A few years back, I came across an article accusing Pak education system of editing out bits and pieces from Manto’s write-ups. Flipping through my Urdu course books I found, that this indeed, was true.
It always amuses me to the core, when people of the subcontinent vehemently abuse the likes of Manto because his work was too vulgar or made derogatory remarks about our culture. The fact is that the history of violence against the weak, be it rape of women and children, or burning of people of different beliefs and caste has been the norm for a long, long while.
While Manto faced undeserved backlash back then, he’s extremely popular in the masses nowadays. This honestly doesn’t mean that we are more accepting of our true criminal selves. We still believe ourselves as champions of everybody’s rights while abuse and murder continue behind closed doors.

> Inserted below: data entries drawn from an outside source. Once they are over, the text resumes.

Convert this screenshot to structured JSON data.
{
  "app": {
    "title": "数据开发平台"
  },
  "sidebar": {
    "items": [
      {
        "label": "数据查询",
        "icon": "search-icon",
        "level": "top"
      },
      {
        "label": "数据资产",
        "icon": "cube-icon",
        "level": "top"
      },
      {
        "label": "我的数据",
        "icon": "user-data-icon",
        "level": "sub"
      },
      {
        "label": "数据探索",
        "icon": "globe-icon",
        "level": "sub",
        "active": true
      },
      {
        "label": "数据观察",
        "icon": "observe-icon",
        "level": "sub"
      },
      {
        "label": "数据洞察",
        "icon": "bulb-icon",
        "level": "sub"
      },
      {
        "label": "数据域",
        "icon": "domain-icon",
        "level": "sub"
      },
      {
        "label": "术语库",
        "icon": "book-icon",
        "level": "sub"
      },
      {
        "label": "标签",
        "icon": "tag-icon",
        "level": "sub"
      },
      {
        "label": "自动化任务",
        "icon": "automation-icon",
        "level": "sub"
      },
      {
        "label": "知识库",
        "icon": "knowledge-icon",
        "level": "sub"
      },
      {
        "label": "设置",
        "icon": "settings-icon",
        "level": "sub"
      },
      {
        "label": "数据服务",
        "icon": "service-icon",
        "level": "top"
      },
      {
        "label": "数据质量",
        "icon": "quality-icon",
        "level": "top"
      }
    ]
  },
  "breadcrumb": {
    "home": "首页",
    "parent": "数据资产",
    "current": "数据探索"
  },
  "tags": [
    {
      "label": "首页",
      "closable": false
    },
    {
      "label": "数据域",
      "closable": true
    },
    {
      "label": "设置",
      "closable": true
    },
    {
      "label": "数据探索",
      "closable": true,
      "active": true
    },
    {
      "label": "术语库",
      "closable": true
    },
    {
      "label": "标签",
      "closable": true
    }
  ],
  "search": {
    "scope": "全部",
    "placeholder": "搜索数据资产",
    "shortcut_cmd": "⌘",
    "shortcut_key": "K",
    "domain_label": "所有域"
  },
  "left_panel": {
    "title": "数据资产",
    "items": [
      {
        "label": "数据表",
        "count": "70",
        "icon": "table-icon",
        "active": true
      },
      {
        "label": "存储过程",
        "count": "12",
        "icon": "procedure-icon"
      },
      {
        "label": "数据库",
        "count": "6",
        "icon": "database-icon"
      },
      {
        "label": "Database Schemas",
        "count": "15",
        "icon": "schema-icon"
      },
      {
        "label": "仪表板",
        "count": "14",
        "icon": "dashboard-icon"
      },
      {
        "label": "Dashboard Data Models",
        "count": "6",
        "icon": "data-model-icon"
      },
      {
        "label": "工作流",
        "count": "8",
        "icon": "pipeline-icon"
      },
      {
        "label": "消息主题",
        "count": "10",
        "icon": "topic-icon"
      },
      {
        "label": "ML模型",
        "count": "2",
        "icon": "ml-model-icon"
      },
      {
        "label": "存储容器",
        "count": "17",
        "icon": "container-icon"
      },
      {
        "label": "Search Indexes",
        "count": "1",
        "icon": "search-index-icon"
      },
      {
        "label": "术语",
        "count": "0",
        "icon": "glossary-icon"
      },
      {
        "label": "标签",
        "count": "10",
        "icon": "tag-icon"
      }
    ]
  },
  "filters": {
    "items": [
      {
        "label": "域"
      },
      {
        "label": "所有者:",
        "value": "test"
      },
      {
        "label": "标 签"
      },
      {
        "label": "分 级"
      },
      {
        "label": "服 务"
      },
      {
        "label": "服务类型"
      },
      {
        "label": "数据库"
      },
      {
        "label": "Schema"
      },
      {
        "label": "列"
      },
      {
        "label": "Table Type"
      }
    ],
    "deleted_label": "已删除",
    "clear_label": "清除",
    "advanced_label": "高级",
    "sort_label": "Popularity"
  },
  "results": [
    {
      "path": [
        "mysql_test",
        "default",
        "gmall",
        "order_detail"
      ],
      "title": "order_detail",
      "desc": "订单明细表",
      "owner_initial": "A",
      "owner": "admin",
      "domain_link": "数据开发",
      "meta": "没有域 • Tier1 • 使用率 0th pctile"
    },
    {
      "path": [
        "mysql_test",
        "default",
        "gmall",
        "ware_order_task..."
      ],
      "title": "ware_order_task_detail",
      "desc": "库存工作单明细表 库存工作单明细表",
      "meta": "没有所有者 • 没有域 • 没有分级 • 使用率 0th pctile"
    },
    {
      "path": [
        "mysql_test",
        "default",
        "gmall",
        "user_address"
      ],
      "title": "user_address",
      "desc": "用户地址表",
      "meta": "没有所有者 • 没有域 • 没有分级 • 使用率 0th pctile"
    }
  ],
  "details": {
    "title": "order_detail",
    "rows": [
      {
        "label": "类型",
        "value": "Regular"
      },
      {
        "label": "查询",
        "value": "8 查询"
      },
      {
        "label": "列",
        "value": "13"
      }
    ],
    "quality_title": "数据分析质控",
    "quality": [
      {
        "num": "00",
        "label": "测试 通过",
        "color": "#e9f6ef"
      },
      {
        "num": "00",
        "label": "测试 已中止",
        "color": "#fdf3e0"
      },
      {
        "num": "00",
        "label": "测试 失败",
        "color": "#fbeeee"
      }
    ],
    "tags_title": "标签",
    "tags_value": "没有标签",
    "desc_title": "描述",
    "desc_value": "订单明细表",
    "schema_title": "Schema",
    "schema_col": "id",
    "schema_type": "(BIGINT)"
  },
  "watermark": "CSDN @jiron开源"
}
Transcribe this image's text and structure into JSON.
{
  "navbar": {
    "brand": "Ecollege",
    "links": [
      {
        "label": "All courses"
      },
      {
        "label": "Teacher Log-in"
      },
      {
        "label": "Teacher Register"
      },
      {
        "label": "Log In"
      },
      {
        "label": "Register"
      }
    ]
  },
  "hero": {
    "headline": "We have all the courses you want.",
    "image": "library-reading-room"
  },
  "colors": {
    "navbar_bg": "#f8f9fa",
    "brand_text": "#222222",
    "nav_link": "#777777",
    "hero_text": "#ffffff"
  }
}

In the end, I guess Manto is beloved now because he just cannot write anymore. Or else, pretty damn sure he would’ve been charged with blasphemy or disappeared merely by you-know-who.
Anyway, that article ignited my interest in reading Manto’s work, and I found A Wet Afternoon at #LibertyBooks. It has most of his writings, and none of them is censored. My favorite piece is Colder Than Ice (Thanda Gosht if you search for it in Urdu) and it honestly points out the hypocrisy of our cultural and traditional men.
In times like these; when an epidemic of rape by men in the Indian subcontinent is finally coming to light, one should definitely read and ponder over Manto’s works. It is never too late to acknowledge the legacy, which was started in the 1940s, to understand the current abuse against women and minorities.
The submission was sent by Kashaf Asim.
You can follow her at @korakaghaz